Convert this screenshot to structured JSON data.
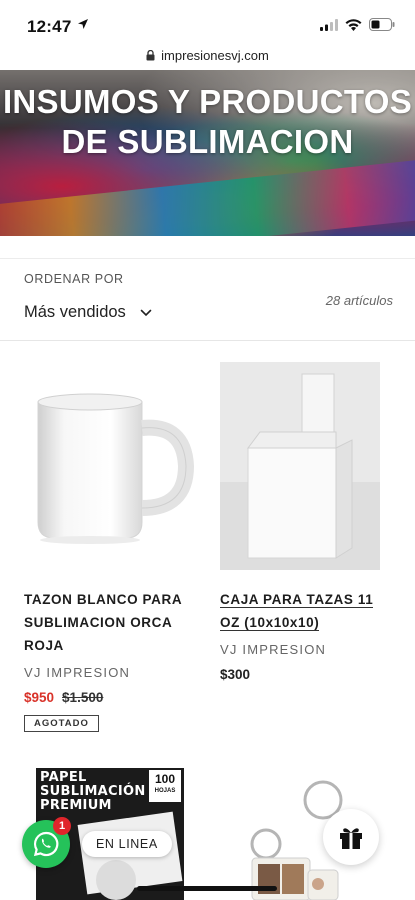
{
  "status_bar": {
    "time": "12:47"
  },
  "browser": {
    "url": "impresionesvj.com"
  },
  "hero": {
    "title": "INSUMOS Y PRODUCTOS DE SUBLIMACION"
  },
  "sort": {
    "label": "ORDENAR POR",
    "selected": "Más vendidos",
    "count": "28 artículos"
  },
  "products": [
    {
      "title": "TAZON BLANCO PARA SUBLIMACION ORCA ROJA",
      "vendor": "VJ IMPRESION",
      "sale_price": "$950",
      "compare_price": "$1.500",
      "badge": "AGOTADO"
    },
    {
      "title": "CAJA PARA TAZAS 11 OZ (10x10x10)",
      "vendor": "VJ IMPRESION",
      "price": "$300"
    }
  ],
  "thumbnails": {
    "left": {
      "line1": "PAPEL",
      "line2": "SUBLIMACIÓN",
      "line3": "PREMIUM",
      "badge_number": "100",
      "badge_text": "HOJAS"
    }
  },
  "chat": {
    "unread": "1",
    "status": "EN LINEA"
  },
  "colors": {
    "sale_red": "#d9332a",
    "whatsapp_green": "#25c25a",
    "badge_red": "#e0252b"
  }
}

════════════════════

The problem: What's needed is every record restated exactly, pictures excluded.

Exercise solution:
Convert this screenshot to structured JSON data.
{
  "status_bar": {
    "time": "12:47"
  },
  "browser": {
    "url": "impresionesvj.com"
  },
  "hero": {
    "title": "INSUMOS Y PRODUCTOS DE SUBLIMACION"
  },
  "sort": {
    "label": "ORDENAR POR",
    "selected": "Más vendidos",
    "count": "28 artículos"
  },
  "products": [
    {
      "title": "TAZON BLANCO PARA SUBLIMACION ORCA ROJA",
      "vendor": "VJ IMPRESION",
      "sale_price": "$950",
      "compare_price": "$1.500",
      "badge": "AGOTADO"
    },
    {
      "title": "CAJA PARA TAZAS 11 OZ (10x10x10)",
      "vendor": "VJ IMPRESION",
      "price": "$300"
    }
  ],
  "thumbnails": {
    "left": {
      "line1": "PAPEL",
      "line2": "SUBLIMACIÓN",
      "line3": "PREMIUM",
      "badge_number": "100",
      "badge_text": "HOJAS"
    }
  },
  "chat": {
    "unread": "1",
    "status": "EN LINEA"
  },
  "colors": {
    "sale_red": "#d9332a",
    "whatsapp_green": "#25c25a",
    "badge_red": "#e0252b"
  }
}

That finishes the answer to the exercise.